There's no doubt that the millions of dollars that will be spent building a new baseball stadium could be better spent elsewhere, but in the first place, you know they won't, really, and in the second place, of all the sports teams in St. Louis, the Cardinals are first in our hearts and minds -- which means that when it comes time to do what they want, they've got us by the balls. This little anatomy lesson is brought to you because you already know how this story ends. In just about any city you can name, a baseball team asks for a new stadium and they get one, or else the team starts checking the price of one-way flights out of town. Hell, if Pittsburgh

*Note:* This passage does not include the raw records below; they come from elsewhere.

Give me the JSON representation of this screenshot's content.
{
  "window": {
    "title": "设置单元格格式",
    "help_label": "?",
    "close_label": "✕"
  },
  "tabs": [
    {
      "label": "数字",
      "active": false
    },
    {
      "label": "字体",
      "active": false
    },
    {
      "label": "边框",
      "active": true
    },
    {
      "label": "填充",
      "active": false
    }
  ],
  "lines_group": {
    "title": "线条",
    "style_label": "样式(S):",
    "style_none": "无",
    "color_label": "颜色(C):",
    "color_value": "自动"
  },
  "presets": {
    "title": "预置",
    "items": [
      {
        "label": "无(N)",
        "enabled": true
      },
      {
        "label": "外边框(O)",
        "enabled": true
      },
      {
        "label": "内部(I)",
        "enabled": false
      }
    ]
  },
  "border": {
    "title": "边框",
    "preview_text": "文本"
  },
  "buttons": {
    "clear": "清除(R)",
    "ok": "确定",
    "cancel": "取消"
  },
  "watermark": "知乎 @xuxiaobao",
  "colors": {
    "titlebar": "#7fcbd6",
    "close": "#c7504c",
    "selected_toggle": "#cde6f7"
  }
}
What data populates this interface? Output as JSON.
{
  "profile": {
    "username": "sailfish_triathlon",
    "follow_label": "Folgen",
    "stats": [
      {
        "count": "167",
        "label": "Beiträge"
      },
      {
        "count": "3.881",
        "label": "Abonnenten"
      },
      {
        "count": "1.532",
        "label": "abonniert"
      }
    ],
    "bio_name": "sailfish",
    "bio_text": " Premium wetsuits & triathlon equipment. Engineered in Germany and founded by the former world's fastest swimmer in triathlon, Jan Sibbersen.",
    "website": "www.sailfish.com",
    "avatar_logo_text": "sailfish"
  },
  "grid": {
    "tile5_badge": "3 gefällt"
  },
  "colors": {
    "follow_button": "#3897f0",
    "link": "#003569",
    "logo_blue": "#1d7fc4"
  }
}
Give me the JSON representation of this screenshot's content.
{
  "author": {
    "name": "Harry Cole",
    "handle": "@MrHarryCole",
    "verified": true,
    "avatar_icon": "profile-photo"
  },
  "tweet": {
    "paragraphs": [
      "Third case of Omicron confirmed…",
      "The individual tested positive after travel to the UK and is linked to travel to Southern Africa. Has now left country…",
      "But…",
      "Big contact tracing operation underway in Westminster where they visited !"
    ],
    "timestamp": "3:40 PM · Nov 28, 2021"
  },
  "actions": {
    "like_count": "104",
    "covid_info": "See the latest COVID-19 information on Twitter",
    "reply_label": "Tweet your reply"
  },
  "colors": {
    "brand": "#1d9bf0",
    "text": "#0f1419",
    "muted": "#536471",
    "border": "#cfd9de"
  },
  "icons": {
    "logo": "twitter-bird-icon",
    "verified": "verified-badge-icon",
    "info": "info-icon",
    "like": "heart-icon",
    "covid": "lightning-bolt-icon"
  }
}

-- where the attendance for baseball sometimes hovers in the mid-four figures -- finds it necessary to build a new stadium, you know it's probably time for us to cough it up for one, too. Call this the Bobby Knight "just lie back and enjoy it" strategy. If we just get it over with, we get a nice new stadium, where Jim Edmonds, Fernando Tatis, J.D. Drew and, God willing, Mark McGwire will frolic for years to come. But the best thing about swallowing hard and doing this thing now is that we won't have to listen to people argue about it for the next 10 years.

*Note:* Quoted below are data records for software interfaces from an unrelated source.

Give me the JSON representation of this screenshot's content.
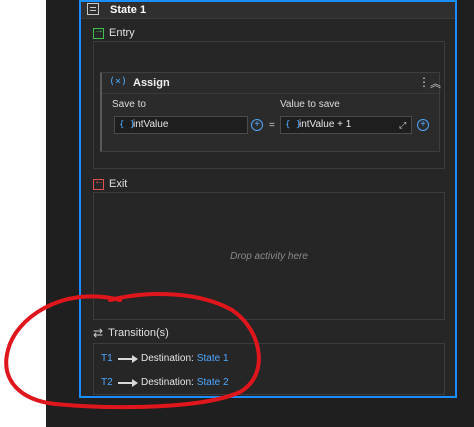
{
  "state": {
    "title": "State 1",
    "entry": {
      "label": "Entry",
      "activity": {
        "icon": "assign-icon",
        "icon_text": "(×)",
        "title": "Assign",
        "save_to_label": "Save to",
        "save_to_value": "intValue",
        "value_label": "Value to save",
        "value": "intValue + 1",
        "equals": "="
      }
    },
    "exit": {
      "label": "Exit",
      "drop_placeholder": "Drop activity here"
    },
    "transitions": {
      "label": "Transition(s)",
      "items": [
        {
          "id": "T1",
          "destination_label": "Destination:",
          "destination": "State 1"
        },
        {
          "id": "T2",
          "destination_label": "Destination:",
          "destination": "State 2"
        }
      ]
    }
  },
  "colors": {
    "accent": "#1a8dff",
    "link": "#4fa8ff",
    "annotation": "#e0161d",
    "background": "#1f1f1f"
  }
}
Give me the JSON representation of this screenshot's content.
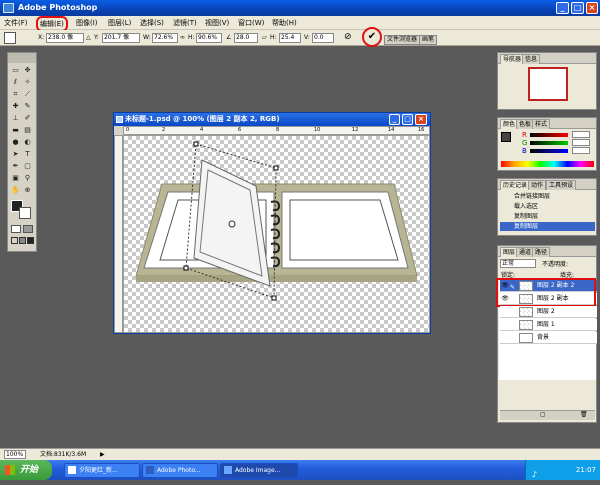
{
  "app": {
    "title": "Adobe Photoshop"
  },
  "menu": [
    "文件(F)",
    "编辑(E)",
    "图像(I)",
    "图层(L)",
    "选择(S)",
    "滤镜(T)",
    "视图(V)",
    "窗口(W)",
    "帮助(H)"
  ],
  "options": {
    "x_label": "X:",
    "x_value": "238.0 像",
    "y_label": "Y:",
    "y_value": "201.7 像",
    "w_label": "W:",
    "w_value": "72.6%",
    "h_label": "H:",
    "h_value": "90.6%",
    "angle_value": "28.0",
    "hskew_label": "H:",
    "hskew_value": "25.4",
    "vskew_label": "V:",
    "vskew_value": "0.0",
    "tab_filebrowser": "文件浏览器",
    "tab_brushes": "画笔"
  },
  "document": {
    "title": "未标题-1.psd @ 100% (图层 2 副本 2, RGB)",
    "ruler_marks": [
      "0",
      "2",
      "4",
      "6",
      "8",
      "10",
      "12",
      "14",
      "16"
    ]
  },
  "navigator": {
    "tabs": [
      "导航器",
      "信息"
    ]
  },
  "color": {
    "tabs": [
      "颜色",
      "色板",
      "样式"
    ],
    "labels": [
      "R",
      "G",
      "B"
    ]
  },
  "history": {
    "tabs": [
      "历史记录",
      "动作",
      "工具预设"
    ],
    "items": [
      "合并链接图层",
      "载入选区",
      "复制图层",
      "复制图层"
    ]
  },
  "layers": {
    "tabs": [
      "图层",
      "通道",
      "路径"
    ],
    "blend_mode": "正常",
    "opacity_label": "不透明度:",
    "lock_label": "锁定:",
    "fill_label": "填充:",
    "items": [
      "图层 2 副本 2",
      "图层 2 副本",
      "图层 2",
      "图层 1",
      "背景"
    ]
  },
  "status": {
    "zoom": "100%",
    "doc_size": "文档:831K/3.6M"
  },
  "taskbar": {
    "start": "开始",
    "buttons": [
      "夕阳更红_新...",
      "Adobe Photo...",
      "Adobe Image..."
    ],
    "time": "21:07"
  },
  "colors": {
    "accent": "#0a47c4",
    "highlight": "#e01010",
    "selection": "#3a66c8"
  }
}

In addition to simple pragmatism, there are aesthetic reasons to replace Busch. When the stadium was built, the technology of steel and concrete had just arrived at the point where we could build baseball parks that didn't have those damn-fool girders in front of every 10th seat, like Sportsman's Park had. The cost of that was that the seats had to be "raked" very shallowly. That is, the seats in Busch, especially the higher ones, are very far from the field, because the technology of the day couldn't put them any closer without putting girders out there. Well, the technology has changed, and the newest ballparks are able to do away with the girders without making the general-admission spectators feel like they're watching very small TVs. This makes a big difference in how involved in the game those spectators feel, and that is a big part of the professional-sports experience. The ballparks of Busch's generation are the ones other cities are now replacing, for just that reason. We were one of the first to get rid of the girders; we don't want to be the last to let our fans see the action close up.
-- Daniel Durchholz and Brock J. Hanke